After the final encounter, a tour guide led us to the exit where our luggage was waiting in a special Roar and Snore area next to our cars.
Roar and Snore Pricing and Sleeping Options:
The Safari Park options a ton of Roar and Snore options: all ages sleepovers, adults only sleepovers, Girl Scouts sleepovers, even options for teachers to do a sleepover with their students!
Tent Options (and current pricing as of 1/12/20):
Classic Tent ($145 per person ages 3 and up, $30 2 and under): Fits up to five campers, 9 x 14 foot interior, vinyl-covered tent floor, sleeping bag pads (plan to bring your own sleeping bag and pillow)
Vista Tent ($185 per person ages 3 and up, $30 2 and under): Fits up to six campers, 9 x 14 foot interior, vinyl-covered tent floor, includes 2 chairs, has 2 sets of bunk cots and 2 single cots
Premium Tent ($225 per person ages 3 and up, $30 2 and under): Fits up to four campers, 12 x 16 foot interior, electrical outlets (yes, you can charge your phone), queen bed and two cots (with bed linens and pillows)
We had a premium tent and I have to say…..it was pretty awesome.

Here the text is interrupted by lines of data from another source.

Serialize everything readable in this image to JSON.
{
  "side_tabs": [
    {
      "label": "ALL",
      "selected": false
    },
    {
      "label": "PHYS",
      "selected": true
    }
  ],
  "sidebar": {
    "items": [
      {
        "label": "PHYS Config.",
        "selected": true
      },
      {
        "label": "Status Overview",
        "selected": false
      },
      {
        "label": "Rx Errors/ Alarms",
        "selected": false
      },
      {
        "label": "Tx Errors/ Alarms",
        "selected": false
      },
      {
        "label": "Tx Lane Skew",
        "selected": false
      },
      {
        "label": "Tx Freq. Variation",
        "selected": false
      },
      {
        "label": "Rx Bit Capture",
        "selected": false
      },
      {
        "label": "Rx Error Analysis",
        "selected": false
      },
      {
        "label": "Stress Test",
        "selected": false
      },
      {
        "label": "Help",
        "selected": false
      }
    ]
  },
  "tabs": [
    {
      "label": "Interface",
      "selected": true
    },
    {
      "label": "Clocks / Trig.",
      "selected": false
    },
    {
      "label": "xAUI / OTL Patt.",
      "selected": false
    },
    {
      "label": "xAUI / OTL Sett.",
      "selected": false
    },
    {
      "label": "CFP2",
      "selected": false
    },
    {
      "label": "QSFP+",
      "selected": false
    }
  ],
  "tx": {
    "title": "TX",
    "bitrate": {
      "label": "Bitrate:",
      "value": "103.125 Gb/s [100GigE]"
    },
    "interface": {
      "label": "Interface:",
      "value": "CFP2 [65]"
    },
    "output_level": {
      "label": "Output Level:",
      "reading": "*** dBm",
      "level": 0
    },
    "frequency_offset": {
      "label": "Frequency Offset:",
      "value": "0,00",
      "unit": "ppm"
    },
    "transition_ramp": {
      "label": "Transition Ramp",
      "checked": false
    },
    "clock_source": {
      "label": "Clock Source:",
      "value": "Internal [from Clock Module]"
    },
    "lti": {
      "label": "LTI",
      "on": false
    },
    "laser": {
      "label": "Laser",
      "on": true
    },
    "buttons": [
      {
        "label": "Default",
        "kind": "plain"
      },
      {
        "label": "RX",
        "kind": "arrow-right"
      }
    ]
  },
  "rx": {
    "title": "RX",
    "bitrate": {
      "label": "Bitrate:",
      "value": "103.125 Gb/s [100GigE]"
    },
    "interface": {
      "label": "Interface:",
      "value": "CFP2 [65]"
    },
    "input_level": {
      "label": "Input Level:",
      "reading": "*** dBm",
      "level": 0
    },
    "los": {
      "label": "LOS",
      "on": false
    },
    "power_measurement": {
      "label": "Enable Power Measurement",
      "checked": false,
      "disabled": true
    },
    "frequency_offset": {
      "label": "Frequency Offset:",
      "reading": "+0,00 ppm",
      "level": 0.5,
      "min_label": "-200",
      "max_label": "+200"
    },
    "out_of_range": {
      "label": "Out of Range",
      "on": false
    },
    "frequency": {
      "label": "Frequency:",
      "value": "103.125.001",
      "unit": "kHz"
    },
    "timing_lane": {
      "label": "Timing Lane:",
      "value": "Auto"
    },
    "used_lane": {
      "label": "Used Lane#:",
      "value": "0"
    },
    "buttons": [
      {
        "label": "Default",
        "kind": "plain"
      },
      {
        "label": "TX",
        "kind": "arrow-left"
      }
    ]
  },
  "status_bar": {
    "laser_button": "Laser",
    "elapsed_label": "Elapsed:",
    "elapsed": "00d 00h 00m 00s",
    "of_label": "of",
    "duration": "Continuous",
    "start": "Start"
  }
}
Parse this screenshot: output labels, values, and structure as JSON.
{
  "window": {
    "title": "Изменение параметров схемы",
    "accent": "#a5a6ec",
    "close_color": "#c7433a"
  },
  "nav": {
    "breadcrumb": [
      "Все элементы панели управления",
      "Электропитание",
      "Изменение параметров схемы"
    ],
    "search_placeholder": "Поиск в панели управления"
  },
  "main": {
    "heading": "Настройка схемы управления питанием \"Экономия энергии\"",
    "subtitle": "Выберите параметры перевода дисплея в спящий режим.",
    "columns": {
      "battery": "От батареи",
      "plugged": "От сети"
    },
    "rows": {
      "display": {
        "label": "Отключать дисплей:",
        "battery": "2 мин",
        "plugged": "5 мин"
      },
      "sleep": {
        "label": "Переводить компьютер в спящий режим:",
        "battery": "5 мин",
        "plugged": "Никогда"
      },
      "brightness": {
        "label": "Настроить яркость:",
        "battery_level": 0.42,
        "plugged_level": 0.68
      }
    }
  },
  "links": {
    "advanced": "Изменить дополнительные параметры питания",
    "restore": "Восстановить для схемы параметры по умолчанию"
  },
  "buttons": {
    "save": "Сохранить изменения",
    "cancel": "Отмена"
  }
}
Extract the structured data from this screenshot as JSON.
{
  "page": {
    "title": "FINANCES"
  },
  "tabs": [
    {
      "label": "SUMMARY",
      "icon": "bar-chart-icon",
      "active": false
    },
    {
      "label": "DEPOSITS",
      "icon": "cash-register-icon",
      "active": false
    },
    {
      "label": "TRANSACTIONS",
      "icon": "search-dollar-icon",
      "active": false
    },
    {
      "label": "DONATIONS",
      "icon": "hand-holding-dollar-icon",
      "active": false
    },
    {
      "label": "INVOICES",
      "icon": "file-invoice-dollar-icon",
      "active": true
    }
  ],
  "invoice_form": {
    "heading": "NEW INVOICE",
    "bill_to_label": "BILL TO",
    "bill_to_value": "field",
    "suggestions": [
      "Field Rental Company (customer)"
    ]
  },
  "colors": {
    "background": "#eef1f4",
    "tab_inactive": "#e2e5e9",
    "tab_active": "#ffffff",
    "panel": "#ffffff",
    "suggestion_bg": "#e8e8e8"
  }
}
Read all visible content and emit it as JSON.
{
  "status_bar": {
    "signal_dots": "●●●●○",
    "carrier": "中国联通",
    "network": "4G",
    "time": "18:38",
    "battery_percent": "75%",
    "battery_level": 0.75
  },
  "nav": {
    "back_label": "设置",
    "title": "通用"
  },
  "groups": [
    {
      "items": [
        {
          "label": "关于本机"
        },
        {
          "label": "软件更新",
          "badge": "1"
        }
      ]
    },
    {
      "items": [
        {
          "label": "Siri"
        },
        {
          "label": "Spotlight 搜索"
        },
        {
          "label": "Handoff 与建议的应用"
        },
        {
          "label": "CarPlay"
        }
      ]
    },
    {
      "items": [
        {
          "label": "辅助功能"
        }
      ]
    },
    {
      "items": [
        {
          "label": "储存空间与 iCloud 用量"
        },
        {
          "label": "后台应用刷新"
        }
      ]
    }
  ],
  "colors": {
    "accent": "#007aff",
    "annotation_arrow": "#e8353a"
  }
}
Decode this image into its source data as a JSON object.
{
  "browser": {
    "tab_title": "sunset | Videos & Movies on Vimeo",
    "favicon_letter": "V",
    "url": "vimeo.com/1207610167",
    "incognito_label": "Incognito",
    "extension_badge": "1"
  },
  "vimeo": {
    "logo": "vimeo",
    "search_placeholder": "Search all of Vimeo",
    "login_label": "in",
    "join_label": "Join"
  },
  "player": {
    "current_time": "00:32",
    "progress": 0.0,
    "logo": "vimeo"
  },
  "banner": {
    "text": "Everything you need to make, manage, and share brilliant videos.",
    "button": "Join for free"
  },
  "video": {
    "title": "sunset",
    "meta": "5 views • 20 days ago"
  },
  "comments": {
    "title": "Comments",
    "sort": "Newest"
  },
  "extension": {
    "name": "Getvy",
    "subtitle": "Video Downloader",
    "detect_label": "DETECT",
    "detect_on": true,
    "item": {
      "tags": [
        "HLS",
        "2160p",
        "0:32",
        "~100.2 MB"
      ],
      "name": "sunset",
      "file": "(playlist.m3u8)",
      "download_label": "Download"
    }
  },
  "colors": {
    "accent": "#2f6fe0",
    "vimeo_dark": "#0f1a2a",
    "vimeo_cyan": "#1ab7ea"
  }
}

Even in January when it gets PRETTY cold in Escondido, we had a heater and were just fine temperature wise.
Honestly, I absolutely LOVED the experience. It’s such a unique family activity and I loved that since the Safari Park is a nonprofit, we knew all the ticket pricing and costs were going towards their animal conservation efforts. Agewise, I would suggest a Roar and Snore for ages five and up….I think while younger kids will enjoy it, they may not grasp the concept of it as well (but obviously that depends on your child). Would we do it again? ABSOLUTELY.
And the best part? It made us SO excited for the Dolittle movie release on January 17th…..we can’t wait to see some of these species we learned about in the film!
Have you ever done a Roar and Snore campout? Or is it on your family bucket list?